When speaking in Diōjiu, you may come across phrases or sentences where, if following the rules of tone change, you would expect a certain tone change, but surprisingly there isn’t one. Why not? Certain classes of words don’t go through tone change:
Pronouns - 我 uà – I, me; 你 lèu – you; 俺 nàng – we; when having words come after them, pronouns do NOT go through tone change. *AUDIO* - Listen to each word spoken alone, then within a sentence with words following it. You’ll notice that there is no tone change for the pronouns.
俺欲去食飯 Nàng ăin kĕu jiātbeung.
Regional pronunciation – tone change rules vary somewhat for the various regions of Diōsuan, so you may hear differences.
Cases are the upper or lower case forms of a letter (ex: “A” and “a”). Gaginang Peng’im adopts the same case rules as English: Upper case for proper names and the first word of a sentence. For example: Suantāo sí gāi duạchí (Suantao is a big city).
Ancient Chinese was primarily a one-syllable-one-word language, for example the word for day - 日 yīk. This single character known in written Chinese as a “yị” 字. However, today’s Chinese and Diōjiu feature many polysyllabic words, for example: 昨日 jàyīk - yesterday, 日斗飯yīkdăobẹung - lunch. These use multiple characters to represent them and are known as “sēu” 詞.

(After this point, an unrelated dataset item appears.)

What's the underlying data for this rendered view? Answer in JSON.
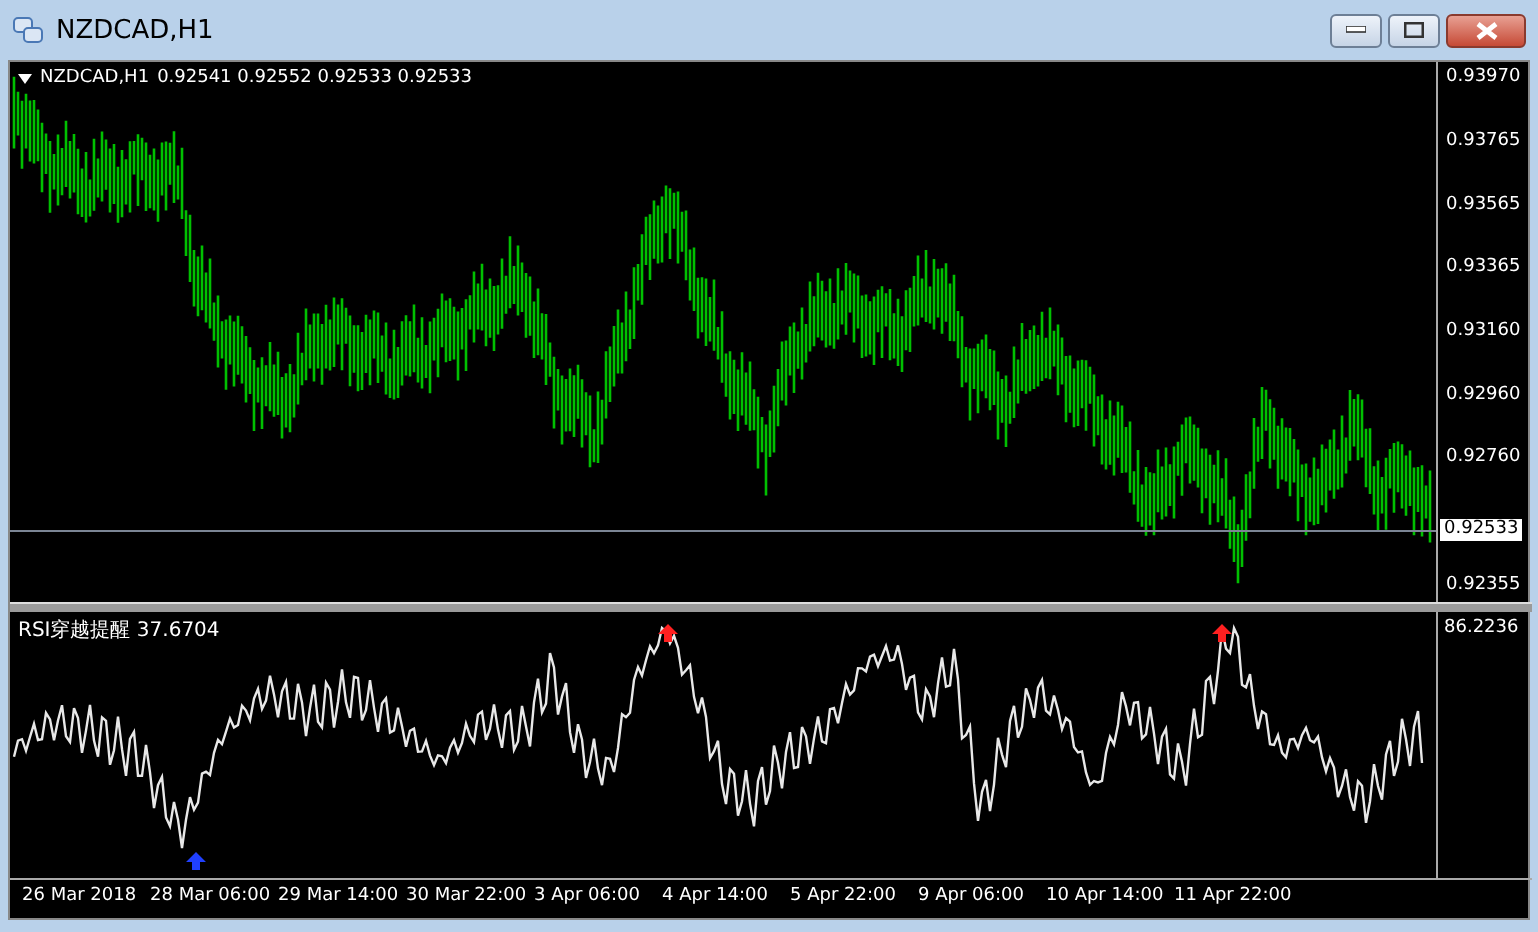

How does one know when to put words together (in a compound, with no spaces), or to keep them apart?
Use the following examples as a rough guide:
NOUNS: 日斗飯yīkdăobẹung – lunch. (NOT: yīk dăo bẹung)
VERBS: 參詳 chamsiāng – to discuss.
ADJECTIVES: 保守bòsiù – conservative.
VERB-COMPLEMENTS: 食着 jiātdiot – to have eaten; 跋落 buātlot
IDIOMATIC PHRASES: 無大無細 bhōduạbhōsŏi – No big no small: No respect for elders
NUMBERS: 三十九 sanjāpgào – thirty-nine
DUPLICATED ADJECTIVES: 大大 duạduạ - very big
In compound words, the last letter and first letter of adjoining parts of the word may be read ambiguously. To resolve any ambiguities and to clarify meaning, Teochew uses the apostrophe “ ‘ “.
One could read this as either: “sang” and “iap”, OR “san” and “giap”. To make the distinction clear, we put an apostrophe to indicate which letter should be in each word.
三峽 San’giap – Three Gorges of China.
Teochew will never have two “i’s” together, however, as a rule, whenever two vowels are adjacent to one another, an apostrophe is required.
哎呀ai'iá – oh my, oh no
- Wikipedia’s entry on Teochew language:
- An additional Romanised Teochew System specifically designed for English speakers